U.S. Journalist, Home From Hostage Ordeal, Gives Thanks
Boston (AFP) – A U.S. journalist taken hostage by Al-Qaeda-linked militants in Syria thanked those who supported him during his two years in captivity Wednesday, saying he was “just overwhelmed with emotion.”
Peter Theo Curtis, 45, made a brief statement to reporters outside his mother Nancy Curtis’s house in Cambridge, Massachusets, the morning after his return home.
“I had no idea when I was in prison .. that so much effort was being expended on my behalf,” he said. “Now having found out, I am just overwhelmed with emotion.”
Curtis, who arrived in Boston on Tuesday from Tel Aviv after having been released to UN peacekeepers, said he was taken aback by the many total strangers who came up to him to welcome him back.
“I suddenly remember how good the American people are and what kindness they have in their hearts and to all those people, I say a huge thank you from my heart, from the bottom of my heart,” he said.
The freelance journalist and author was released on Sunday, less than a week after grisly footage emerged of the execution of another U.S. hostage, journalist James Foley, by the so-called Islamic State — a separate group from the one that held Curtis.
The group has also threatened to kill a second captive American journalist, Steven Sotloff, if U.S. President Barack Obama did not change course.
And, according to U.S. media reports, the group is also holding a third American, a 26-year-old female aid worker.
Curtis’s family has said the Qatari government had repeatedly reassured them that it had not won his freedom through a cash payment, amid a growing debate over the U.S. policy of refusing to pay ransoms to extremist groups.
Washington sticks to a policy of never paying ransoms, saying that doing so would endanger Americans all over the world.
“I am overwhelmed with relief that this day has come and my son is standing beside me. But this is a sober occasion because of the events of the past week. My heart goes out to the other families who are suffering,” Nancy Curtis said on her son’s arrival Tuesday.
“I would like to thank the many public and private individuals all over the world who have worked so hard to bring Theo home.”
Curtis was captured shortly before he crossed into Syria in October 2012 and was held by the Al-Qaeda splinter group known as Al-Nusra front, according to his family.

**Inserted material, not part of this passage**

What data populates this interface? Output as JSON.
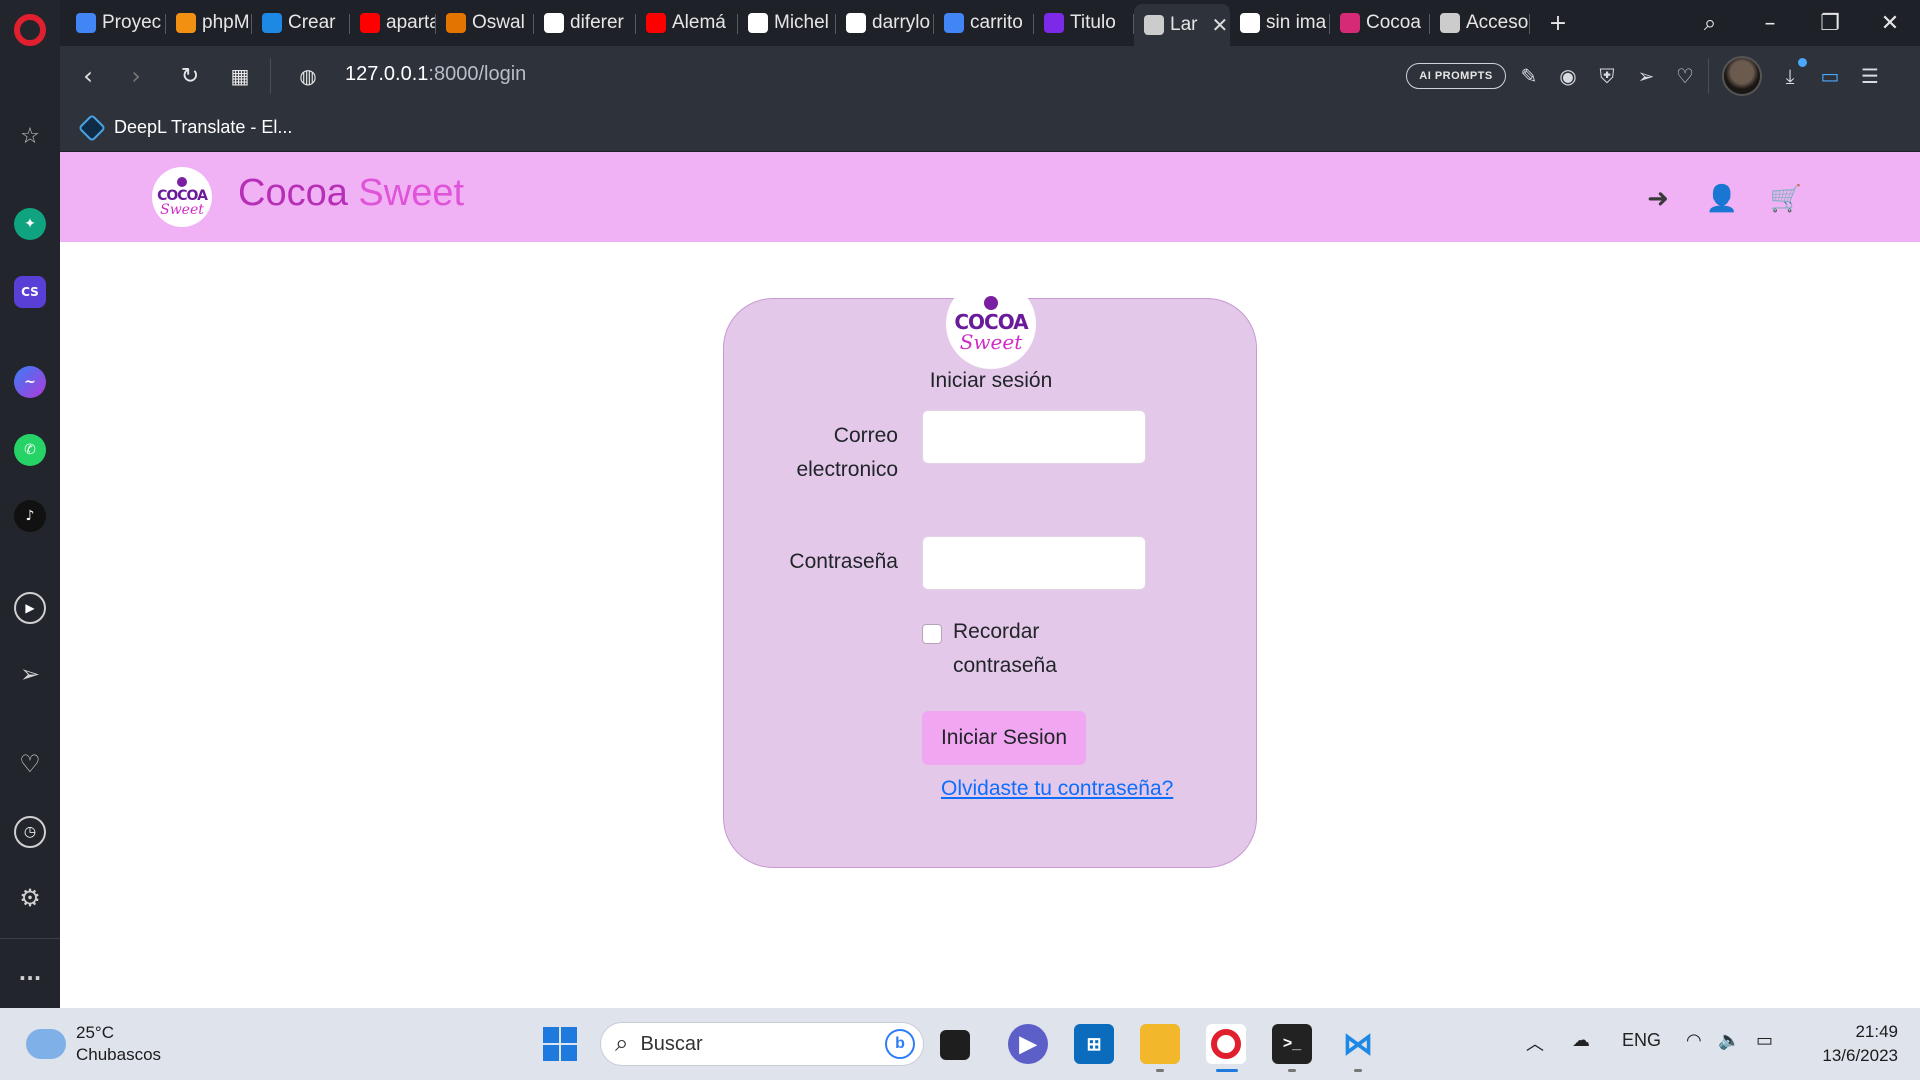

During his captivity, media outlets had refrained from using Curtis’s name at the request of the family.
After his return to the United States, the family requested privacy.
“We greatly appreciated the support of the press while Theo was in captivity,” Nancy said.
“We now ask for some private time to adjust. Theo will be the best person to tell his story when he is ready.”
Curtis was handed over to UN peacekeepers in the Golan Heights late Sunday and taken to Tel Aviv by U.S. government officials.
The Islamic State and Al-Nusra are rooted in Al-Qaeda in Iraq but the two groups have been openly at war with each other in Syria since early this year.